Rich has an ASUS T100 Windows 8 tablet with attachable keyboard. It came with 32GB of internal storage, with the option to expand using an SD card. He's wondering if he can combine the internal storage and the SD card so that they appear as one single drive. Leo says he could, but it raises the failure rate because if one fails, it all fails. It's called "Scary RAID." Even if he adds more space with a MicroSD card, he may or may not be able to add apps to it. Tablets really aren't upgradable.
Mike bought a new computer and now he needs to get a new scanner because his old one isn't supported in Windows 8. He doesn't want to spend a lot of money. Leo suggests Epson scanners. They're great and they're what he uses. They have several different models with various features, so he'll want to select the one that does what Mike needs.
(Disclaimer: Epson is a sponsor)
Billy is getting a new Windows 8 desktop and wants to be sure he sets it up with the proper security. Leo says that Microsoft is now bundling Windows Defender (formerly called Security Essentials) with Windows 8, so he'll be protected as long as he keeps it up to date. There are other things he can do to protect yourself more, though:
Making it available on every platform, Microsoft finally made their note taking app OneNote free in an attempt to take on Evernote. We also think that Microsoft will announce plans to release Microsoft Office for iPad. Leo also believes a touch centric Office suite is coming for Windows 8 Surface tablets as well. But while people are enjoying the tablet experience, Leo says it seems like Microsoft is forcing touch on computer users.

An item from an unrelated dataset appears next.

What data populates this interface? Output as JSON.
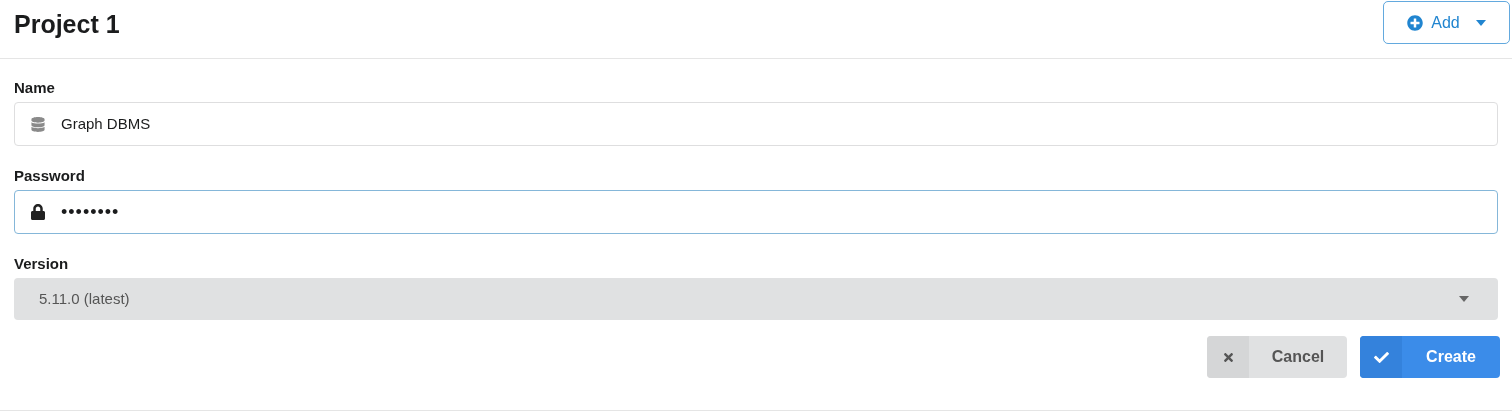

Tom likes Windows 8 and saw that Microsoft may be giving away Windows 8.1. Leo heard that and they pretty much give away 8.1 to people who own Windows 8 already. It would be a clever move to do so, but Leo can't really imagine them doing that since Microsoft is a software company, unless they're reinventing themselves again. It just barely passed Windows Vista in market saturation. People just don't trust it because the word went out that Windows 8 is terrible.
Lynella brought her sister's laptop in to get fixed, but she didn't make a copy of the hard drive before she did. Leo says techs usually wipe the drive or replace it and then restore the OS from a backup recovery disc. But that may not include the restore partitions that originally came with it. If they claim they restore to manufacturer specs, then it should have the recovery partition. If they refuse to restore that for her, then Lynella may be able to get recovery discs from the laptop manufacturer. Recovery discs are better anyway because then she still has it if the drive dies.
Rick wants to know if Windows 8.1 is better than Windows 8. Leo says yes it is, and it's always a better idea to go with the latest version of the OS, if for no other reason than security updates. But Windows 8.1 has enabled users to bring back the Start button and can work much more like Windows 7.
Leo also recommends getting Start8 by Stardock. It's only $5 and can make Windows 8 look exactly like Windows 7.
Alfredo wants to upgrade his Windows laptop to a workstation laptop or a desktop. Leo says he'll have to decide between maximum portability or maximum power. It's not just that the price of a workstation laptop would be higher, but it's also the weight, screen size, and battery life that would factor into the decision. If he chooses portability, then he's going to sacrifice some processor power, it would have a smaller screen size, but the battery life would be far better.
Johnny has a new Windows 8 computer and made his Windows icons larger. He doesn't like it that way, but when he tries to revert to the previous size, it won't let him do that. He tried to refresh it, and it not only didn't work, but he lost everything! So it's even worse. Can he just reinstall Windows XP?